Along with improvements in healthcare and medical technology, the aging of the baby boom generation will result in an unprecedented rise in the number of older Americans (1, 2). Currently, there are >50 million Americans aged ≥65 y, and that is projected to more than double by 2060 (3). A consequence of this increase in older adults is the escalation of age-related diseases (4, 5). Alzheimer disease (AD) and related dementias (ADRD), a group of symptoms in which there is progressive deterioration in cognitive function severe enough to interfere with a person’s daily living activities, are regarded as among the most significant public health challenges largely affecting adults aged >65 y (6). AD is the most common form of dementia, making up ∼60–80% of dementia cases. Currently, 5.8 million Americans are living with AD, and by 2050 that is projected to escalate to 14 million (7).
Health journalist Judy Foreman talks about her new book Exercise Is Medicine: How Physical Activity Boosts Health and Slows Aging
This is Scientific American’s Science Talk, posted on April 24th, 2020. I’m Steve Mirsky.
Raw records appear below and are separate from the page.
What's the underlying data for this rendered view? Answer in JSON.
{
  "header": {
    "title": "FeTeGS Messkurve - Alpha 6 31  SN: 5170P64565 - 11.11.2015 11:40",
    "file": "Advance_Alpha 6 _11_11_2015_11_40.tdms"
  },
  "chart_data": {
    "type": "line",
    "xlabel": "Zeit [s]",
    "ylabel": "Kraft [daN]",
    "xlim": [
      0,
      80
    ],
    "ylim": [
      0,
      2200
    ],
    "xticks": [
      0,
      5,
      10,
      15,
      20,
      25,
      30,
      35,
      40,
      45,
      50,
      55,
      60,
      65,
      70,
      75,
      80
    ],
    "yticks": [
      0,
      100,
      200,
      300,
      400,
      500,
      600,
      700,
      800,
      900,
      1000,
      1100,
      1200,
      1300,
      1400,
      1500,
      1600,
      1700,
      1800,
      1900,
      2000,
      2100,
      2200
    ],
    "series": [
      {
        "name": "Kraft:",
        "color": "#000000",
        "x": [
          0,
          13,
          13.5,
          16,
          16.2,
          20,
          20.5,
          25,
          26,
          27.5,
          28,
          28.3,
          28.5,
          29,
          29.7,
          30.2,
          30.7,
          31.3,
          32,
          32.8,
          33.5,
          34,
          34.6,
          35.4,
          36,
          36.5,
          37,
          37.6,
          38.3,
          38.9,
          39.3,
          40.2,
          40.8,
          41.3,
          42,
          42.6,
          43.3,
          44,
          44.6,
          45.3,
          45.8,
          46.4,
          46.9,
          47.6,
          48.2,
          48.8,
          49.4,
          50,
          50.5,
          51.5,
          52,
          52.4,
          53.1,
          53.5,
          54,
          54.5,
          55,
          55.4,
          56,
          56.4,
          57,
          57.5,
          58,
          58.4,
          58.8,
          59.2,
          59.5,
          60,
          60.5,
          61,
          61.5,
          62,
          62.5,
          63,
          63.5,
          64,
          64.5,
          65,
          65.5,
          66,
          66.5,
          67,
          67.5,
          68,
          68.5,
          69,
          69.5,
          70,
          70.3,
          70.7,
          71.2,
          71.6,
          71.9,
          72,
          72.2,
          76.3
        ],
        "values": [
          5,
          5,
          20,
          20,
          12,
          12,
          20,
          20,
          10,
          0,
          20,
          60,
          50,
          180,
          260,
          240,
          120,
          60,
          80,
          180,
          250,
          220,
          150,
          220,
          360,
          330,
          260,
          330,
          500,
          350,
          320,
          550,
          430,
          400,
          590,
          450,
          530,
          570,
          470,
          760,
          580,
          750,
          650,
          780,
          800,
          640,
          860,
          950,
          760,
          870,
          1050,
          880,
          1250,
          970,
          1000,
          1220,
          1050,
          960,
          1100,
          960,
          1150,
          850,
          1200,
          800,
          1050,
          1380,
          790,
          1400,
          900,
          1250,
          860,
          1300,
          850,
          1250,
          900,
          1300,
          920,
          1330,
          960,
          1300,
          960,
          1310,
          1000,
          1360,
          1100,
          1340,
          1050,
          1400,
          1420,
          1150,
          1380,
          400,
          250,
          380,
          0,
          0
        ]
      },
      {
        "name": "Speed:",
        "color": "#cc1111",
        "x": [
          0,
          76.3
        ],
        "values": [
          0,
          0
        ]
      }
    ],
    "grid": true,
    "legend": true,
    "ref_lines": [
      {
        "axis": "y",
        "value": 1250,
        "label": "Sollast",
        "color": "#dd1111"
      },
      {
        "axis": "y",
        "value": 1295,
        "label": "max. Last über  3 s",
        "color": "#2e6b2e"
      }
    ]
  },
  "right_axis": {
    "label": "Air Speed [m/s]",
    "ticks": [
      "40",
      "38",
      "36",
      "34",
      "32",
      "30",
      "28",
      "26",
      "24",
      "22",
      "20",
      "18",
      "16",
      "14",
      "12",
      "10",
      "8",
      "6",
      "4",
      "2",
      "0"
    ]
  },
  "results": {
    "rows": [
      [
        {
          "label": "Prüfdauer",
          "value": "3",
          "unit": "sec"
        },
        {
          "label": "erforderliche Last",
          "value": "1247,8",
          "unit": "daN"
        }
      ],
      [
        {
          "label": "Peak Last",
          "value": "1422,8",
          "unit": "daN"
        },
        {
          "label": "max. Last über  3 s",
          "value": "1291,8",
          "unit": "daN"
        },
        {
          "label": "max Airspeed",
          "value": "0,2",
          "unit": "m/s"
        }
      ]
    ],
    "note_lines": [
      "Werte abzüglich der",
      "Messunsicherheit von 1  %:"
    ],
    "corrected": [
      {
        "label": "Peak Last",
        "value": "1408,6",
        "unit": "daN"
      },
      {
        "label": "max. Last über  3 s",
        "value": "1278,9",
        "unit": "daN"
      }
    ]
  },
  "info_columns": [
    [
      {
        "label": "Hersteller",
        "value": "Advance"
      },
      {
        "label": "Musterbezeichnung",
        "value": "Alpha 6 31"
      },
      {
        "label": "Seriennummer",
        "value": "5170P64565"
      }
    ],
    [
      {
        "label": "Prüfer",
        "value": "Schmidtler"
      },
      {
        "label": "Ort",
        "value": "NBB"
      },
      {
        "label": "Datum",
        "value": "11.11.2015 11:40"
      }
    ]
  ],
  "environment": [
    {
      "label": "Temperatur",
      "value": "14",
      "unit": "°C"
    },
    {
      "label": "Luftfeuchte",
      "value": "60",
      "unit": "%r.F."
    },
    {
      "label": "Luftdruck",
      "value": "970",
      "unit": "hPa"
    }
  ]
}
And under our current, often locked-down situation, it’s still really important to try to get some exercise. Judy Foreman is the author of the new book Exercise is Medicine: How Physical Activity Boosts Health and Slows Aging. She’s a former nationally syndicated health columnist for the Boston Globe, LA times, Baltimore Sun and other places, and an author for the Oxford University Press.
Judy Foreman is the author of “A Nation in Pain” (2014), “The Global Pain Crisis” (2017), and “Exercise is Medicine,” (2020), all published by Oxford University Press, and was a staff writer at The Boston Globe for 22 years and the health columnist for many of these years. Her column was syndicated in national and international outlets including the Los Angeles Times, Dallas Morning News, Baltimore Sun and others.
She graduated Phi Beta Kappa from Wellesley College and has a Master’s from the Harvard Graduate School of Education. She was a Lecturer on Medicine at Harvard Medical School, a Fellow in Medical Ethics at Harvard Medical School and a Knight Science Journalism Fellow at the Massachusetts Institute of Technology. She spent six months as a guest reporter for The Times of London. She was also a Senior Fellow at the Schuster Institute for Investigative Journalism at Brandeis University. She was also host of a live, weekly call-in radio show on Healthtalk.com.
Judy has won more than 50 journalism awards, including a 1998 George Foster Peabody award for co-writing a video documentary about a young woman dying of breast cancer and the 2015 Science in Society award from the National Association of Science Writers.